Stored dataset items
Start of Block

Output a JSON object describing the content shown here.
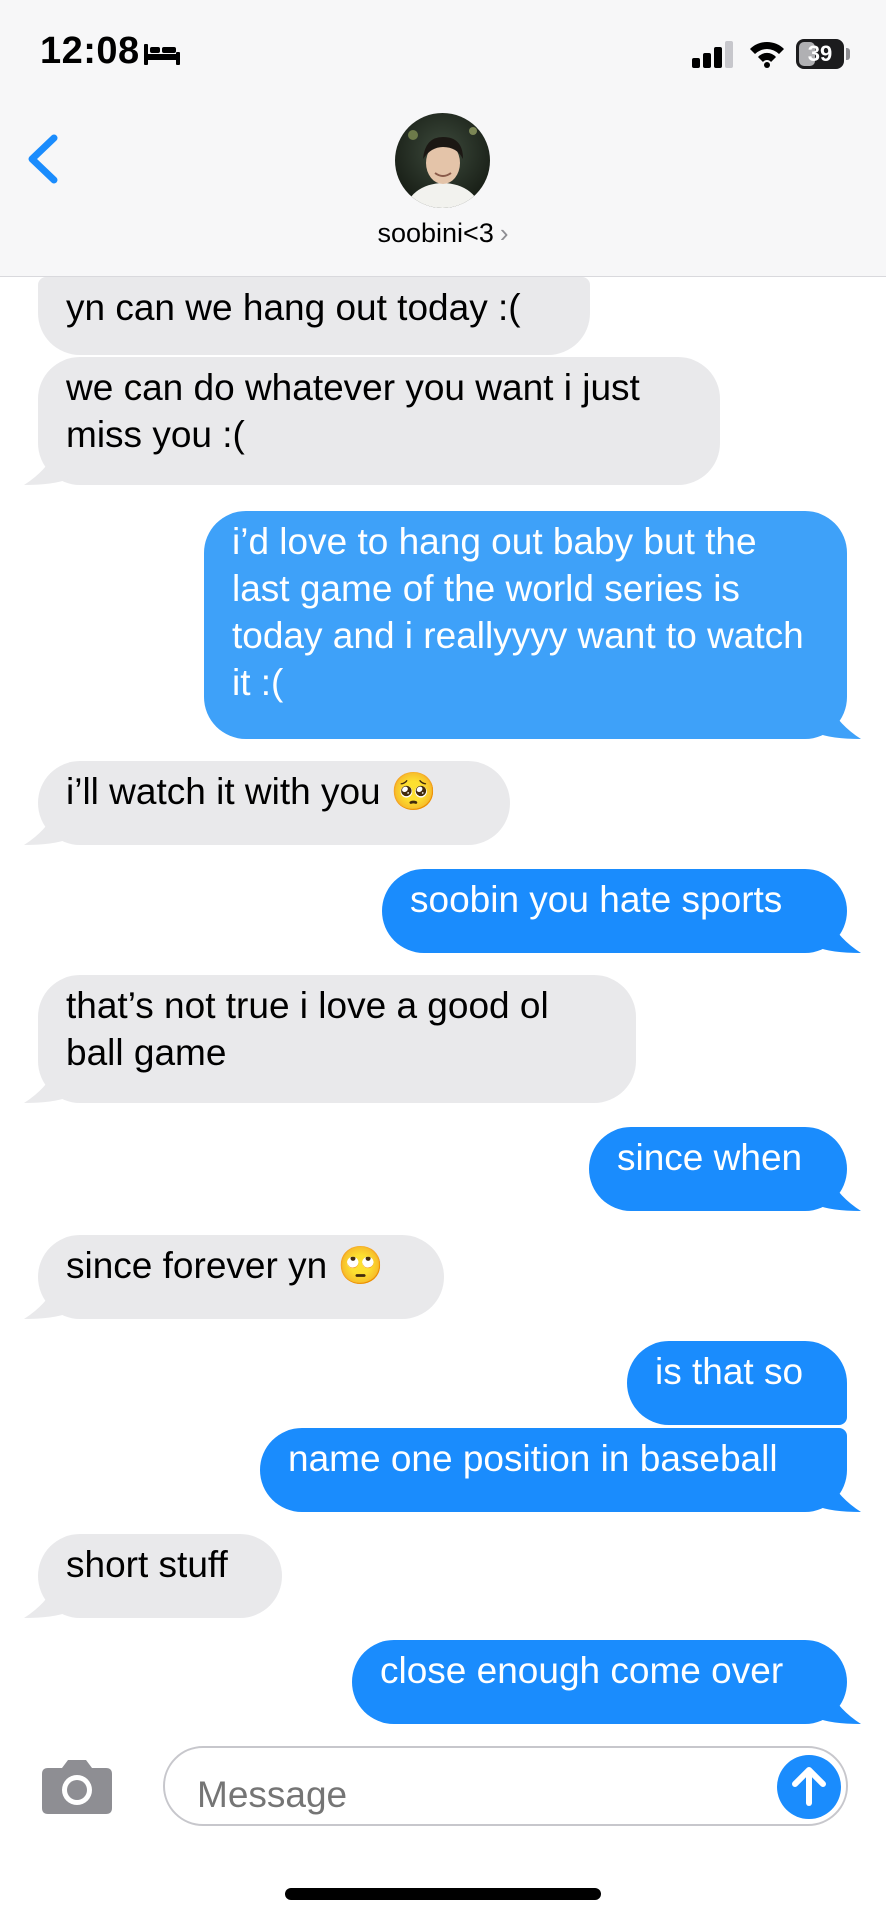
{
  "status_bar": {
    "time": "12:08",
    "battery": "39",
    "battery_level": 0.39
  },
  "header": {
    "contact_name": "soobini<3",
    "chevron": "›"
  },
  "messages": [
    {
      "side": "in",
      "text": "yn can we hang out today :("
    },
    {
      "side": "in",
      "text": "we can do whatever you want i just miss you :("
    },
    {
      "side": "out",
      "text": "i’d love to hang out baby but the last game of the world series is today and i reallyyyy want to watch it :("
    },
    {
      "side": "in",
      "text": "i’ll watch it with you",
      "emoji": "🥺",
      "emoji_name": "pleading-face"
    },
    {
      "side": "out",
      "text": "soobin you hate sports"
    },
    {
      "side": "in",
      "text": "that’s not true i love a good ol ball game"
    },
    {
      "side": "out",
      "text": "since when"
    },
    {
      "side": "in",
      "text": "since forever yn",
      "emoji": "🙄",
      "emoji_name": "eye-roll-face"
    },
    {
      "side": "out",
      "text": "is that so"
    },
    {
      "side": "out",
      "text": "name one position in baseball"
    },
    {
      "side": "in",
      "text": "short stuff"
    },
    {
      "side": "out",
      "text": "close enough come over"
    }
  ],
  "composer": {
    "placeholder": "Message"
  },
  "icons": {
    "back": "chevron-left-icon",
    "camera": "camera-icon",
    "send": "arrow-up-icon",
    "signal": "cellular-signal-icon",
    "wifi": "wifi-icon",
    "sleep": "bed-icon"
  },
  "colors": {
    "outgoing_bubble": "#1a8cfd",
    "incoming_bubble": "#e9e9eb",
    "accent": "#1a8cfd",
    "header_bg": "#f7f7f8"
  }
}
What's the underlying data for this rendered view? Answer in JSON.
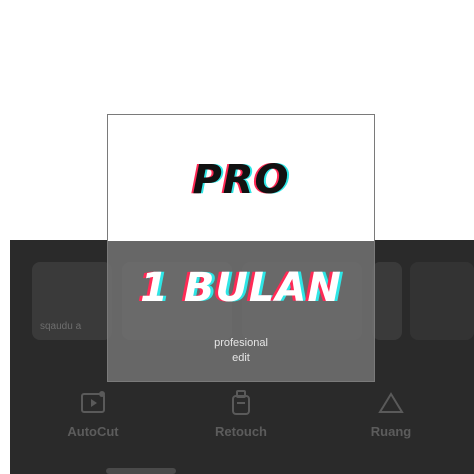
{
  "background_app": {
    "thumbnails": [
      {
        "label": "sqaudu a"
      },
      {
        "label": ""
      },
      {
        "label": ""
      },
      {
        "label": ""
      },
      {
        "label": ""
      }
    ],
    "tools": [
      {
        "label": "AutoCut",
        "icon": "autocut-icon"
      },
      {
        "label": "Retouch",
        "icon": "retouch-icon"
      },
      {
        "label": "Ruang",
        "icon": "ruang-icon"
      }
    ]
  },
  "promo_card": {
    "title": "PRO",
    "duration": "1 BULAN",
    "subtitle_line1": "profesional",
    "subtitle_line2": "edit",
    "colors": {
      "glitch_red": "#ff2a55",
      "glitch_cyan": "#2ee6e6",
      "title_color": "#111111",
      "duration_color": "#ffffff"
    }
  }
}
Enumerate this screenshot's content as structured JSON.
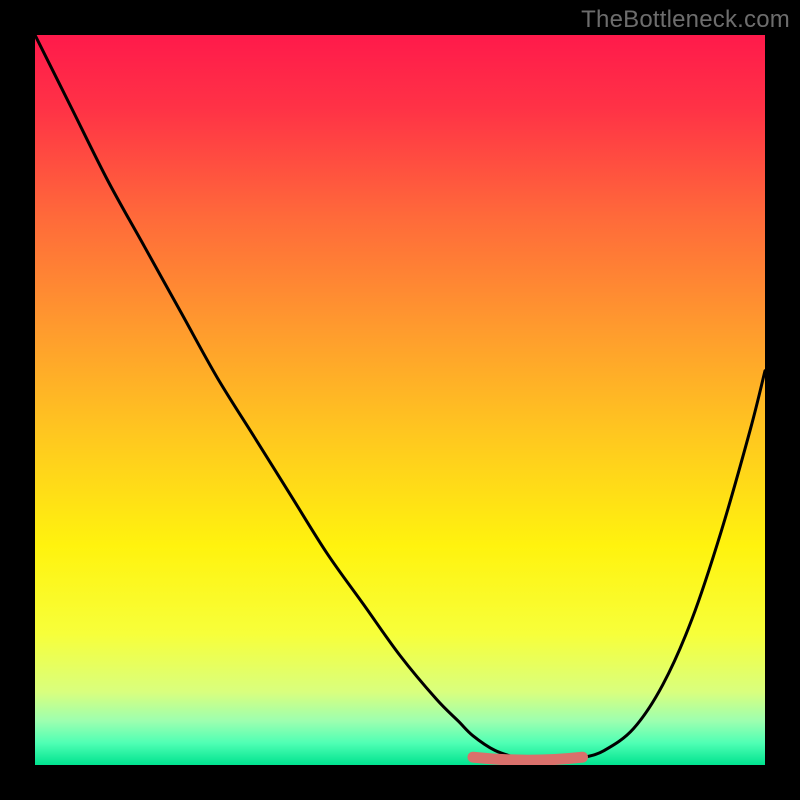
{
  "watermark": "TheBottleneck.com",
  "colors": {
    "frame": "#000000",
    "watermark": "#6d6d6d",
    "curve": "#000000",
    "marker": "#d9706b",
    "gradient_stops": [
      {
        "offset": 0.0,
        "color": "#ff1a4b"
      },
      {
        "offset": 0.1,
        "color": "#ff3246"
      },
      {
        "offset": 0.25,
        "color": "#ff6a3a"
      },
      {
        "offset": 0.4,
        "color": "#ff9a2e"
      },
      {
        "offset": 0.55,
        "color": "#ffc81f"
      },
      {
        "offset": 0.7,
        "color": "#fff30e"
      },
      {
        "offset": 0.82,
        "color": "#f7ff3a"
      },
      {
        "offset": 0.9,
        "color": "#d9ff7e"
      },
      {
        "offset": 0.94,
        "color": "#9cffb0"
      },
      {
        "offset": 0.97,
        "color": "#4fffb4"
      },
      {
        "offset": 1.0,
        "color": "#00e38f"
      }
    ]
  },
  "chart_data": {
    "type": "line",
    "title": "",
    "xlabel": "",
    "ylabel": "",
    "xlim": [
      0,
      100
    ],
    "ylim": [
      0,
      100
    ],
    "categories_note": "x is normalized 0–100 left→right; y is normalized 0–100 top→bottom (0 = top of plot, 100 = bottom baseline)",
    "series": [
      {
        "name": "bottleneck-curve",
        "x": [
          0,
          5,
          10,
          15,
          20,
          25,
          30,
          35,
          40,
          45,
          50,
          55,
          58,
          60,
          63,
          66,
          69,
          72,
          75,
          78,
          82,
          86,
          90,
          94,
          98,
          100
        ],
        "y": [
          0,
          10,
          20,
          29,
          38,
          47,
          55,
          63,
          71,
          78,
          85,
          91,
          94,
          96,
          98,
          99,
          99.5,
          99.5,
          99,
          98,
          95,
          89,
          80,
          68,
          54,
          46
        ]
      }
    ],
    "annotations": [
      {
        "name": "flat-minimum-marker",
        "shape": "rounded-segment",
        "x_range": [
          60,
          75
        ],
        "y": 99.2,
        "color": "#d9706b"
      }
    ]
  }
}
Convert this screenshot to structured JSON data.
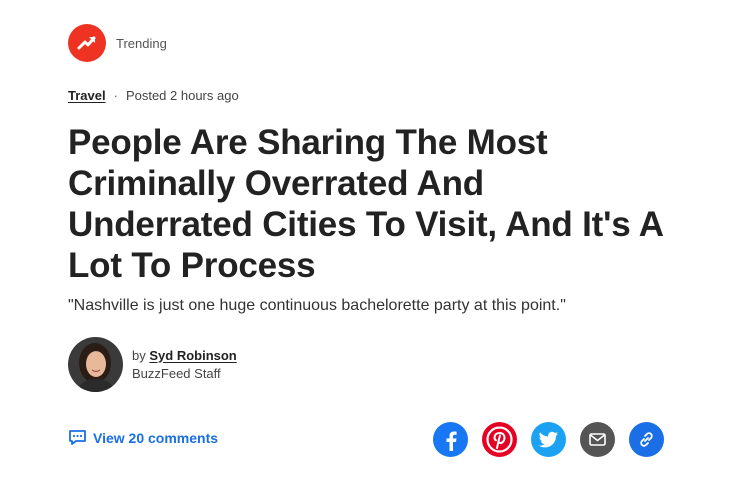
{
  "trending": {
    "label": "Trending",
    "icon": "trending-arrow-icon",
    "color": "#ee3322"
  },
  "meta": {
    "category": "Travel",
    "separator": "·",
    "posted": "Posted 2 hours ago"
  },
  "headline": "People Are Sharing The Most Criminally Overrated And Underrated Cities To Visit, And It's A Lot To Process",
  "dek": "\"Nashville is just one huge continuous bachelorette party at this point.\"",
  "byline": {
    "by": "by",
    "author": "Syd Robinson",
    "role": "BuzzFeed Staff"
  },
  "comments": {
    "label": "View 20 comments",
    "icon": "comment-bubble-icon",
    "color": "#1a6ee6"
  },
  "share": [
    {
      "name": "facebook",
      "icon": "facebook-icon",
      "color": "#1877f2"
    },
    {
      "name": "pinterest",
      "icon": "pinterest-icon",
      "color": "#e60023"
    },
    {
      "name": "twitter",
      "icon": "twitter-icon",
      "color": "#1da1f2"
    },
    {
      "name": "email",
      "icon": "email-icon",
      "color": "#555555"
    },
    {
      "name": "copy-link",
      "icon": "link-icon",
      "color": "#1a6ee6"
    }
  ]
}
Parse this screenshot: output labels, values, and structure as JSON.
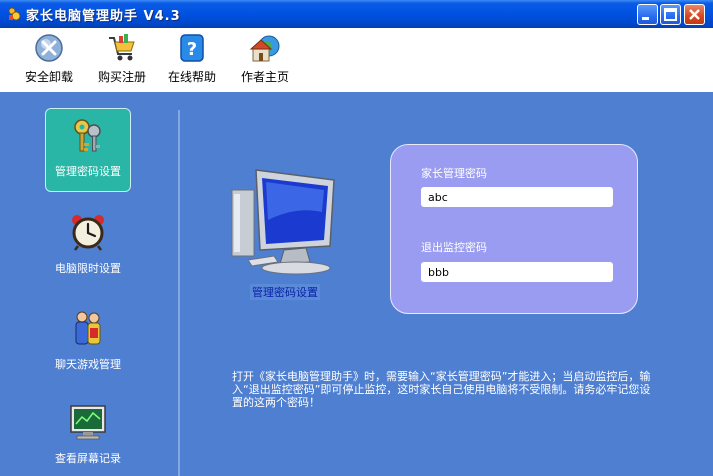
{
  "window": {
    "title": "家长电脑管理助手  V4.3"
  },
  "toolbar": {
    "items": [
      {
        "label": "安全卸载",
        "icon": "uninstall-icon"
      },
      {
        "label": "购买注册",
        "icon": "shopping-cart-icon"
      },
      {
        "label": "在线帮助",
        "icon": "help-icon"
      },
      {
        "label": "作者主页",
        "icon": "homepage-icon"
      }
    ]
  },
  "sidebar": {
    "items": [
      {
        "label": "管理密码设置",
        "icon": "keys-icon",
        "active": true
      },
      {
        "label": "电脑限时设置",
        "icon": "alarm-clock-icon",
        "active": false
      },
      {
        "label": "聊天游戏管理",
        "icon": "people-icon",
        "active": false
      },
      {
        "label": "查看屏幕记录",
        "icon": "screen-record-icon",
        "active": false
      }
    ]
  },
  "main": {
    "caption": "管理密码设置",
    "parent_password_label": "家长管理密码",
    "parent_password_value": "abc",
    "exit_password_label": "退出监控密码",
    "exit_password_value": "bbb",
    "help_text": "打开《家长电脑管理助手》时，需要输入“家长管理密码”才能进入；当启动监控后，输入“退出监控密码”即可停止监控，这时家长自己使用电脑将不受限制。请务必牢记您设置的这两个密码！"
  },
  "colors": {
    "title_bar": "#0052e0",
    "panel_background": "#4f7fd0",
    "active_nav": "#29b6a6",
    "password_panel": "#9a9cf2"
  }
}
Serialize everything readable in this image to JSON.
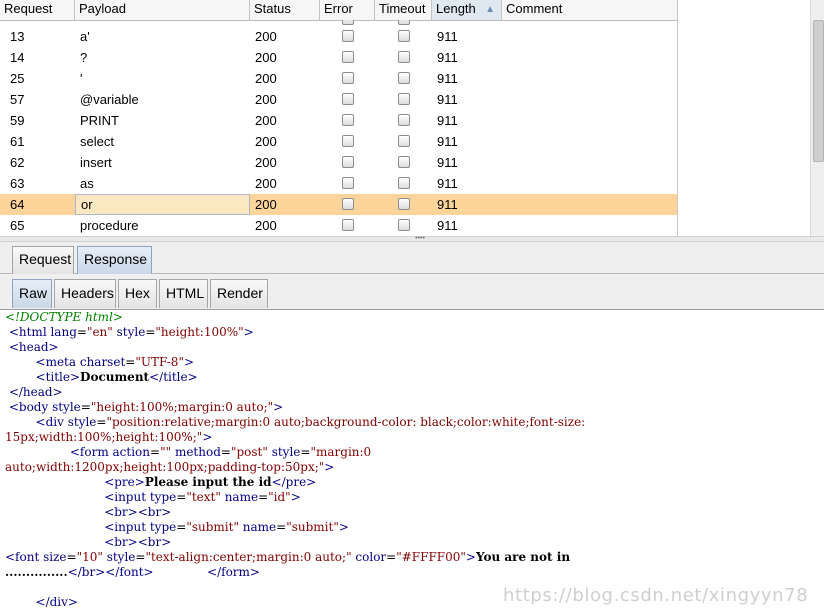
{
  "table": {
    "columns": [
      "Request",
      "Payload",
      "Status",
      "Error",
      "Timeout",
      "Length",
      "Comment"
    ],
    "sorted_column": "Length",
    "rows": [
      {
        "request": "13",
        "payload": "a'",
        "status": "200",
        "length": "911",
        "error": false,
        "timeout": false,
        "selected": false
      },
      {
        "request": "14",
        "payload": "?",
        "status": "200",
        "length": "911",
        "error": false,
        "timeout": false,
        "selected": false
      },
      {
        "request": "25",
        "payload": "'",
        "status": "200",
        "length": "911",
        "error": false,
        "timeout": false,
        "selected": false
      },
      {
        "request": "57",
        "payload": "@variable",
        "status": "200",
        "length": "911",
        "error": false,
        "timeout": false,
        "selected": false
      },
      {
        "request": "59",
        "payload": "PRINT",
        "status": "200",
        "length": "911",
        "error": false,
        "timeout": false,
        "selected": false
      },
      {
        "request": "61",
        "payload": "select",
        "status": "200",
        "length": "911",
        "error": false,
        "timeout": false,
        "selected": false
      },
      {
        "request": "62",
        "payload": "insert",
        "status": "200",
        "length": "911",
        "error": false,
        "timeout": false,
        "selected": false
      },
      {
        "request": "63",
        "payload": "as",
        "status": "200",
        "length": "911",
        "error": false,
        "timeout": false,
        "selected": false
      },
      {
        "request": "64",
        "payload": "or",
        "status": "200",
        "length": "911",
        "error": false,
        "timeout": false,
        "selected": true
      },
      {
        "request": "65",
        "payload": "procedure",
        "status": "200",
        "length": "911",
        "error": false,
        "timeout": false,
        "selected": false
      }
    ],
    "selected_row_color": "#fdd49a"
  },
  "message_tabs": {
    "items": [
      "Request",
      "Response"
    ],
    "active": "Response"
  },
  "view_tabs": {
    "items": [
      "Raw",
      "Headers",
      "Hex",
      "HTML",
      "Render"
    ],
    "active": "Raw"
  },
  "code_lines": [
    [
      [
        "c",
        "<!DOCTYPE html>"
      ]
    ],
    [
      [
        "p",
        " "
      ],
      [
        "t",
        "<html "
      ],
      [
        "a",
        "lang"
      ],
      [
        "p",
        "="
      ],
      [
        "v",
        "\"en\""
      ],
      [
        "a",
        " style"
      ],
      [
        "p",
        "="
      ],
      [
        "v",
        "\"height:100%\""
      ],
      [
        "t",
        ">"
      ]
    ],
    [
      [
        "p",
        " "
      ],
      [
        "t",
        "<head>"
      ]
    ],
    [
      [
        "p",
        "        "
      ],
      [
        "t",
        "<meta "
      ],
      [
        "a",
        "charset"
      ],
      [
        "p",
        "="
      ],
      [
        "v",
        "\"UTF-8\""
      ],
      [
        "t",
        ">"
      ]
    ],
    [
      [
        "p",
        "        "
      ],
      [
        "t",
        "<title>"
      ],
      [
        "b",
        "Document"
      ],
      [
        "t",
        "</title>"
      ]
    ],
    [
      [
        "p",
        " "
      ],
      [
        "t",
        "</head>"
      ]
    ],
    [
      [
        "p",
        " "
      ],
      [
        "t",
        "<body "
      ],
      [
        "a",
        "style"
      ],
      [
        "p",
        "="
      ],
      [
        "v",
        "\"height:100%;margin:0 auto;\""
      ],
      [
        "t",
        ">"
      ]
    ],
    [
      [
        "p",
        "        "
      ],
      [
        "t",
        "<div "
      ],
      [
        "a",
        "style"
      ],
      [
        "p",
        "="
      ],
      [
        "v",
        "\"position:relative;margin:0 auto;background-color: black;color:white;font-size:"
      ]
    ],
    [
      [
        "v",
        "15px;width:100%;height:100%;\""
      ],
      [
        "t",
        ">"
      ]
    ],
    [
      [
        "p",
        "                 "
      ],
      [
        "t",
        "<form "
      ],
      [
        "a",
        "action"
      ],
      [
        "p",
        "="
      ],
      [
        "v",
        "\"\""
      ],
      [
        "a",
        " method"
      ],
      [
        "p",
        "="
      ],
      [
        "v",
        "\"post\""
      ],
      [
        "a",
        " style"
      ],
      [
        "p",
        "="
      ],
      [
        "v",
        "\"margin:0"
      ]
    ],
    [
      [
        "v",
        "auto;width:1200px;height:100px;padding-top:50px;\""
      ],
      [
        "t",
        ">"
      ]
    ],
    [
      [
        "p",
        "                          "
      ],
      [
        "t",
        "<pre>"
      ],
      [
        "b",
        "Please input the id"
      ],
      [
        "t",
        "</pre>"
      ]
    ],
    [
      [
        "p",
        "                          "
      ],
      [
        "t",
        "<input "
      ],
      [
        "a",
        "type"
      ],
      [
        "p",
        "="
      ],
      [
        "v",
        "\"text\""
      ],
      [
        "a",
        " name"
      ],
      [
        "p",
        "="
      ],
      [
        "v",
        "\"id\""
      ],
      [
        "t",
        ">"
      ]
    ],
    [
      [
        "p",
        "                          "
      ],
      [
        "t",
        "<br><br>"
      ]
    ],
    [
      [
        "p",
        "                          "
      ],
      [
        "t",
        "<input "
      ],
      [
        "a",
        "type"
      ],
      [
        "p",
        "="
      ],
      [
        "v",
        "\"submit\""
      ],
      [
        "a",
        " name"
      ],
      [
        "p",
        "="
      ],
      [
        "v",
        "\"submit\""
      ],
      [
        "t",
        ">"
      ]
    ],
    [
      [
        "p",
        "                          "
      ],
      [
        "t",
        "<br><br>"
      ]
    ],
    [
      [
        "t",
        "<font "
      ],
      [
        "a",
        "size"
      ],
      [
        "p",
        "="
      ],
      [
        "v",
        "\"10\""
      ],
      [
        "a",
        " style"
      ],
      [
        "p",
        "="
      ],
      [
        "v",
        "\"text-align:center;margin:0 auto;\""
      ],
      [
        "a",
        " color"
      ],
      [
        "p",
        "="
      ],
      [
        "v",
        "\"#FFFF00\""
      ],
      [
        "t",
        ">"
      ],
      [
        "b",
        "You are not in"
      ]
    ],
    [
      [
        "b",
        "..............."
      ],
      [
        "t",
        "</br></font>"
      ],
      [
        "p",
        "              "
      ],
      [
        "t",
        "</form>"
      ]
    ],
    [
      [
        "p",
        ""
      ]
    ],
    [
      [
        "p",
        "        "
      ],
      [
        "t",
        "</div>"
      ]
    ]
  ],
  "watermark": "https://blog.csdn.net/xingyyn78"
}
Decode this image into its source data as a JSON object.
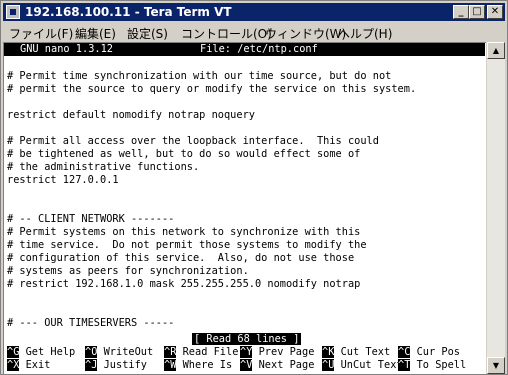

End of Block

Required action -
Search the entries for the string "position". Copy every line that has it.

Exercise response -
      "text": "name one position in baseball"
        "\"position:relative;margin:0 auto;background-color: black;color:white;font-size:"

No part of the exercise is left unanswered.